1439 Pius III d. 1503 Italian religious leader, 215th Pope (Sept. - Oct. 1503). He died 26 days after being elected.
Deaths for May 29
1814 EmpressJoséphine b. 1763 French Empress, first wife of Napoleon Bonaparte. Their marriage was dissolved (1809) when she failed to produce an heir. Her first husband Alexandre de Beauharnais was guillotined during the Reign of Terror, and she was imprisoned until five days after his execution.
2015 Betsy Palmer b. 1926 (Patricia Betsy Hrunek), American actress. TV: I've Got a Secret (panelist) and Knots Landing (Virginia Bullock). Film: Friday the 13th (1980, Jason's mother).
2012 Dick Beals b. 1927 (Richard Lee Beals), American actor. TV: Davey and Goliath (1960-64, voice of Davey) and Gumby (first actor to voice Gumby). He was also the voice of Speedy in the Alka-Seltzer radio and TV commercials, and sang the I'd love to be an Oscar Meyer wiener song.

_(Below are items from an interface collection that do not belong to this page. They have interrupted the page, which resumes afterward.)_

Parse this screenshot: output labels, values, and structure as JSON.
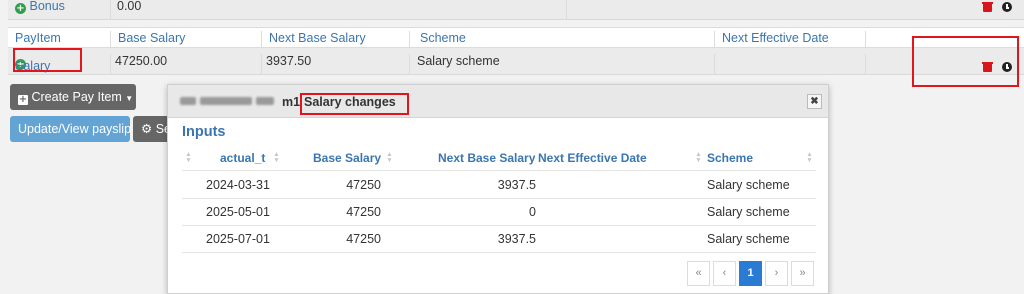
{
  "bonus_row": {
    "label": "Bonus",
    "value": "0.00"
  },
  "table_header": {
    "payitem": "PayItem",
    "base_salary": "Base Salary",
    "next_base_salary": "Next Base Salary",
    "scheme": "Scheme",
    "next_effective_date": "Next Effective Date"
  },
  "salary_row": {
    "label": "Salary",
    "base_salary": "47250.00",
    "next_base_salary": "3937.50",
    "scheme": "Salary scheme",
    "next_effective_date": ""
  },
  "buttons": {
    "create_pay_item": "Create Pay Item",
    "update_payslip": "Update/View payslip",
    "settings_partial": "Se"
  },
  "modal": {
    "title_prefix": "m1",
    "title": "Salary changes",
    "close": "✖",
    "section_title": "Inputs",
    "columns": {
      "actual_t": "actual_t",
      "base_salary": "Base Salary",
      "next_base_salary": "Next Base Salary",
      "next_effective_date": "Next Effective Date",
      "scheme": "Scheme"
    },
    "rows": [
      {
        "actual_t": "2024-03-31",
        "base_salary": "47250",
        "next_base_salary": "3937.5",
        "next_effective_date": "",
        "scheme": "Salary scheme"
      },
      {
        "actual_t": "2025-05-01",
        "base_salary": "47250",
        "next_base_salary": "0",
        "next_effective_date": "",
        "scheme": "Salary scheme"
      },
      {
        "actual_t": "2025-07-01",
        "base_salary": "47250",
        "next_base_salary": "3937.5",
        "next_effective_date": "",
        "scheme": "Salary scheme"
      }
    ],
    "pager": {
      "first": "«",
      "prev": "‹",
      "current": "1",
      "next": "›",
      "last": "»"
    }
  },
  "colors": {
    "link": "#3a76b0",
    "danger": "#d9141c",
    "highlight_box": "#e0161c",
    "pager_active": "#2a7bd4",
    "add_icon": "#2ea04a"
  },
  "icons": [
    "plus-circle-icon",
    "trash-icon",
    "clock-icon",
    "caret-down-icon",
    "gear-icon",
    "sort-icon",
    "close-icon"
  ]
}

2010 Dennis Hopper b. 1936 American actor, director. Commenting on his 8-day marriage to Michelle Phillips of The Mamas and the Papas, "The first seven were pretty good." Film: Rebel Without a Cause (1955), Easy Rider (1969), Apocalypse Now (1979), and Blue Velvet (1986).
2008 Harvey Korman b. 1927 American Emmy-winning comedian. TV: The Carol Burnett Show and Mama's Family (Ed Higgins).

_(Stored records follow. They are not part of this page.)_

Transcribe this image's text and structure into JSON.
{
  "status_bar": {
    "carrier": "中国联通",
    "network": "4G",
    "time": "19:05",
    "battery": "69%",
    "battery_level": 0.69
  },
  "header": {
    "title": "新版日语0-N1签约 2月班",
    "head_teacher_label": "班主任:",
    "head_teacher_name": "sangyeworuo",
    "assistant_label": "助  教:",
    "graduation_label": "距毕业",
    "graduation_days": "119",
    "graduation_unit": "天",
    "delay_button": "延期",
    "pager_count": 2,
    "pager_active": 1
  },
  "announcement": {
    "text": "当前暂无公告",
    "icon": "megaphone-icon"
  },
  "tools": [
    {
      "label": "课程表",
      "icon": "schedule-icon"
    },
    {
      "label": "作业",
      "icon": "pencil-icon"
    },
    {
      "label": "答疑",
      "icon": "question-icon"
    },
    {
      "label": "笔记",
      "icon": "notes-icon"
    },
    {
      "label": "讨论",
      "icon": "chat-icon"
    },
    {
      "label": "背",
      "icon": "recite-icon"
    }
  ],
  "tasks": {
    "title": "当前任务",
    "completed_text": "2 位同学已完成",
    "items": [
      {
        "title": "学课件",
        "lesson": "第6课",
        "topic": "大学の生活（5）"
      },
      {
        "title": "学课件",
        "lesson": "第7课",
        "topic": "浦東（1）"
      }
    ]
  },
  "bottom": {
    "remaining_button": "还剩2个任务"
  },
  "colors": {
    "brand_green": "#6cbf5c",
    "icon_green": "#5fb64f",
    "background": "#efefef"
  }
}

1995 Margaret Chase Smith b. 1897 American politician, former U.S. Senator (R-Maine). She was the first woman elected to both houses of the U.S. Congress. Her opposition to the tactics of Joseph McCarthy earned her the nickname "Moscow Maggie."
1994 Erich Honecker b. 1912 East German political leader. He supervised the construction of the Berlin Wall.
1993 Billy Conn b. 1917 American Hall of Fame boxer. In 1941, while leading Joe Louis 8 rounds to 4, instead of playing it safe and taking the decision, he decided to slug it out with the heavyweight champ. Louis quickly knocked him out.
1982 Romy Schneider b. 1938 (Rosemarie Albach-Retty), Austrian actress. Film: Visconti's segment of Boccaccio '70 (1962, for which she gained international acclaim), The Trial (1962), and What's New, Pussycat? (1965).
1979 Mary Pickford b. 1892 (Gladys Louise Smith), Canadian-born American Oscar-winning silent film actress, "America's Sweetheart." She was a co-founder of United Artists (1919).
1951 Fanny Brice b. 1891 American actress, singer, dancer. She starred in the Ziegfeld Follies (1910-23). She also played Baby Snooks on radio and her life was the basis for the musical Funny Girl (1968).
1942 John Barrymore b. 1882 (John Sidney Blyth), American actor. His portrayals of Hamlet and Richard III are considered the greatest of his time. According to Errol Flynn, when Barrymore died, some of his friends took his body from the funeral home and propped it up in a chair in Flynn's home to frighten him. Quote: "A man is not old until regrets take the place of dreams."
1936 Norman Myers Chaney b. 1914 American actor. Chubby of The Little Rascals. He appeared in 18 Our Gang films. He had a glandular ailment and continued to gain weight as he got older. His weight dropped from over 300 pounds to less than 140 pounds after undergoing surgery for his ailment in 1935. He died a year later at age 18.
1892 Baha Ullah b. 1817 (Mirza Husayn Ali), Persian prophet, founder of the Baha'i faith (1863).
1866 Winfield Scott b. 1786 American general, noted for his service during the War of 1812 and the Mexican War. He was the last Whig presidential candidate (1852, losing to Franklin Pierce).
1829 Sir Humphry Davy b. 1778 English scientist, discovered the effects of inhaling laughing gas (1799), discovered potassium, sodium (1807), barium, strontium, calcium (1808), the first electric light (1808), and invented the safety lamp for miners (1815).